Among the lines of the records, find all that carry the word "this" and copy them.

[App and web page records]
= Beginning of Section =

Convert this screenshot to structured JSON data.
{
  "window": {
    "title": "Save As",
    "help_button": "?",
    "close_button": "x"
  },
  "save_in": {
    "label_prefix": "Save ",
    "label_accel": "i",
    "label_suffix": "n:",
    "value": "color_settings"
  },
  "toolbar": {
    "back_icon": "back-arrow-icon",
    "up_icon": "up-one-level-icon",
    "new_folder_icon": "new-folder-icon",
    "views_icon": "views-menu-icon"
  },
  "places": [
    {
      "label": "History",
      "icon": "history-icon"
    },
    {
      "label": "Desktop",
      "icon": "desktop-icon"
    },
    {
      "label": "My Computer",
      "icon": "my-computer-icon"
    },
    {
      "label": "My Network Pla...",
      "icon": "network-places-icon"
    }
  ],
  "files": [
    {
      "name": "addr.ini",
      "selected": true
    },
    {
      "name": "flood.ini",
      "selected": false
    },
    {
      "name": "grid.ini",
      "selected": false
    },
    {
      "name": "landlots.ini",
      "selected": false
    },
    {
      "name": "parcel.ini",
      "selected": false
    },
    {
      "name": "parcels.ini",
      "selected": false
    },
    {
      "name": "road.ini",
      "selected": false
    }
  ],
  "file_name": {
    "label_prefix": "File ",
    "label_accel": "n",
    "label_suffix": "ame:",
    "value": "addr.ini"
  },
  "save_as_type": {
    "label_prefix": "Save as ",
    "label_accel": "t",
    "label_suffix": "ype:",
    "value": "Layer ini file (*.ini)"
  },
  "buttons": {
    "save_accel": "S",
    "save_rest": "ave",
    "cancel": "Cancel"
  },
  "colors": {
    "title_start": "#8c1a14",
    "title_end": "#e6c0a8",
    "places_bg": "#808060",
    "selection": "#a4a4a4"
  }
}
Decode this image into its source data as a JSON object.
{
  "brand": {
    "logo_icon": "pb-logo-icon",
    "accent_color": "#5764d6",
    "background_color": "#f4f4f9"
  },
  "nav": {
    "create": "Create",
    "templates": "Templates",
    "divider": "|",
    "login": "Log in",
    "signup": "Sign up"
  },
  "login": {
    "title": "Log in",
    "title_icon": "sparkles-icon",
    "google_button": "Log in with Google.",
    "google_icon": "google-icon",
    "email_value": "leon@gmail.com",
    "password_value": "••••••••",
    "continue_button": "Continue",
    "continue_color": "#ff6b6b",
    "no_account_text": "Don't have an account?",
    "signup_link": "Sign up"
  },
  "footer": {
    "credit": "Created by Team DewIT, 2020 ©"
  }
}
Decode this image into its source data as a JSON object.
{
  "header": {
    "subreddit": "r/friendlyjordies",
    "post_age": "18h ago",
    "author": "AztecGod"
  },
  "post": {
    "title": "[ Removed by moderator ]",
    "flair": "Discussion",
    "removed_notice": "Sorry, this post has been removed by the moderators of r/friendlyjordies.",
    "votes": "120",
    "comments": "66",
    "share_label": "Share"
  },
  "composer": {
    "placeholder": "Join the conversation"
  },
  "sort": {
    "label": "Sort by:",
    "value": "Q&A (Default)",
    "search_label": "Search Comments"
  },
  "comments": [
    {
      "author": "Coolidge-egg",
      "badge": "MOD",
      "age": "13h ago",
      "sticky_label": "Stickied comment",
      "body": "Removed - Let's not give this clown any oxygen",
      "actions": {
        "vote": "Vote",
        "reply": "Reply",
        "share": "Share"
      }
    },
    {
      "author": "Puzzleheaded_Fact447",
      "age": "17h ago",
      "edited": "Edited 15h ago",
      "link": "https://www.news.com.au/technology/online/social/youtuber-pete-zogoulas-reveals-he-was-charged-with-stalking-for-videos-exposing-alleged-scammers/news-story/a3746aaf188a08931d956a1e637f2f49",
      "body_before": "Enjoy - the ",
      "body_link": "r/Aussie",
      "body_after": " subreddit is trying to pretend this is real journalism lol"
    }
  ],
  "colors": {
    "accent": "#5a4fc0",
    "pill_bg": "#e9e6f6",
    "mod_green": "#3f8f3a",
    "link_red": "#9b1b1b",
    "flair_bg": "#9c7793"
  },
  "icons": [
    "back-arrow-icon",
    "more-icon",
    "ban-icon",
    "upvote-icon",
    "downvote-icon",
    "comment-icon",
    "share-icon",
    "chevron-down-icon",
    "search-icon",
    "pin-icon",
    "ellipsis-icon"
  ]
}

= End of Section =

WRITTEN RESPONSE.
Convert this screenshot to structured JSON data.
Decode this image into its source data as a JSON object.
Decode this image into its source data as a JSON object.
    "removed_notice": "Sorry, this post has been removed by the moderators of r/friendlyjordies.",
      "body": "Removed - Let's not give this clown any oxygen",
      "body_after": " subreddit is trying to pretend this is real journalism lol"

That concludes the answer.